The biggest problem with this release is, of course, Pony Canyon's sky-high asking price, and even having a more listenable CD in this set doesn't change that. Yes, there are some nice Extras, and yes, this is some great storytelling and animation, but even with the quality on both ends the price is difficult to justify.

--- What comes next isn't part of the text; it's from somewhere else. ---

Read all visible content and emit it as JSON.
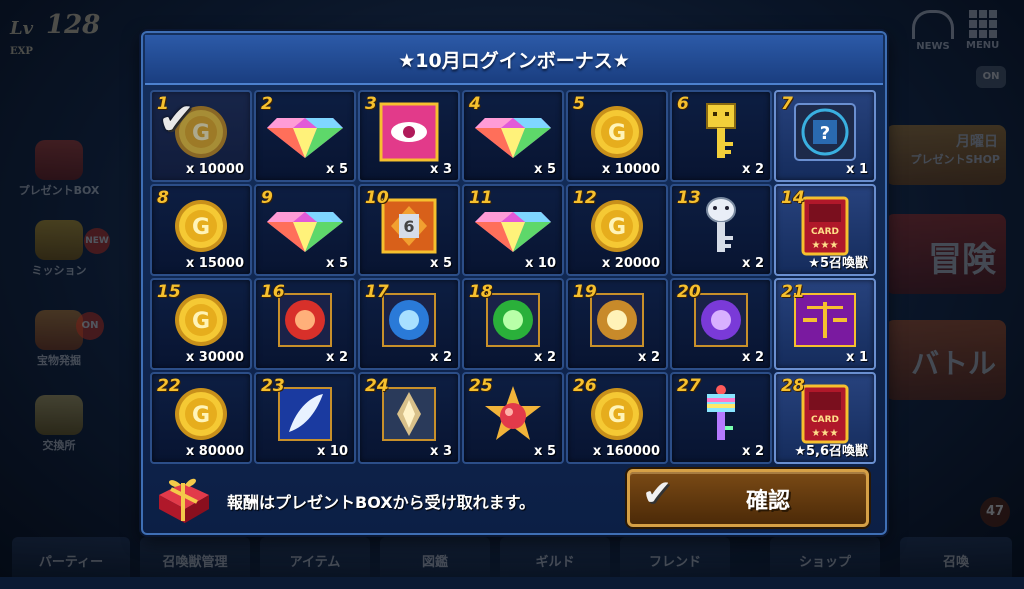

That's too bad, because this set of episodes, and especially the way the quality and interest factor does not drop off after the epic fight in episode 5, was what first put the notion in my head about this being one of 2014's best series.

Overall (dub) : A-
Overall (sub) : A-
Story : A
Animation : A-
Art : B+
Music : B+

+ Strong character interactions, episode 5's epic battle sequences, gorgeously-conceived Mankai forms.
Price, price, price.

discuss this in the forum (24 posts) |
bookmark/share with:
Add this anime to
Add this Blu-Ray disc to
Production Info:
Director: Seiji Kishi
Series Composition: Makoto Uezu
Osamu Murata
Makoto Uezu
Tadashi Higa
Yoshimichi Hirai
Chie Hodoki
Seiji Kishi
Takeshi Kurosaki
Shin'ichi Masaki
Shunji Murata
Manabu Ono
Shinichi Tōkairin
Takashi Yamamoto
Episode Director:
Daisei Fukuoka
Yasuhiro Geshi
Takuma Hirabayashi
Yoshimichi Hirai
Shin'ichi Masaki
Hiroaki Nishimura
Yoshihito Nishōji
Kiyomitsu Sato
Dai Seki
Masaharu Tomoda
Shunji Yoshida
Unit Director:
Seiji Kishi
Manabu Ono
Music: Keiichi Okabe
Original Concept: Takahiro
Original Character Design: BUNBUN
Character Design: Takahiro Sakai
Chief Animation Director: Takahiro Sakai
Art design: Eiko Hirayama
Sound Director: Satoki Iida
Director of Photography: Kentarō Minegishi
Executive producer:
Yoko Furukawa
Naohiro Futono
Takahiro Imaizumi
Tomonori Shibata
Kazutomo Suzuki
Tsuneo Takechi
Taihei Yamanishi
Jun Fukuda
Hirokazu Hara
Youhei Hayashi
Tetsuya Kinoshita
Takanori Koarai
Toshihiro Maeda

Full encyclopedia details about
Yūki Yūna wa Yūsha de Aru (TV)

Release information about
Yuki Yuna is a Hero [Collector's Edition + CD] (BD+DVD 2)

Review homepage / archives